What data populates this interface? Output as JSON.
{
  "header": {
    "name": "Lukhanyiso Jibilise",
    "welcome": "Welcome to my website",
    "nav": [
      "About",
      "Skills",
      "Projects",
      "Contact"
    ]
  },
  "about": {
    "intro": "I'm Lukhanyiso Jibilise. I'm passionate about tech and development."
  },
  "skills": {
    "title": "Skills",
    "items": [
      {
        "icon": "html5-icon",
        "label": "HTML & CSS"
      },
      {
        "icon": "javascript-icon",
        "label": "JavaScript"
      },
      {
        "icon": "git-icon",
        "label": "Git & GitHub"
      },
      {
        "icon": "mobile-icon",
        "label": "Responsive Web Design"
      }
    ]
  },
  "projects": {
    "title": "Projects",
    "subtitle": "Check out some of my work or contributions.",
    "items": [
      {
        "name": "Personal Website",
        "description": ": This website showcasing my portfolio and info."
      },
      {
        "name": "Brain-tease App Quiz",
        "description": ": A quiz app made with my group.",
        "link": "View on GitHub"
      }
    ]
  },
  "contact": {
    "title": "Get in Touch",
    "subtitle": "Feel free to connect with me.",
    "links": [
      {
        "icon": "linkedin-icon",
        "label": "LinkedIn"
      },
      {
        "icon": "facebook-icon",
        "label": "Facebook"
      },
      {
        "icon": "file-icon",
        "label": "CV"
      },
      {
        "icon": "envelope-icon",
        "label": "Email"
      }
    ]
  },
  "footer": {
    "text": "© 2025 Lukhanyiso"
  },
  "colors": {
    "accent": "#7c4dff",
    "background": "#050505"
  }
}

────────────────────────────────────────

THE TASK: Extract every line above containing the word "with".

ANSWER FOR THIS EXERCISE:
        "description": ": A quiz app made with my group.",
    "subtitle": "Feel free to connect with me.",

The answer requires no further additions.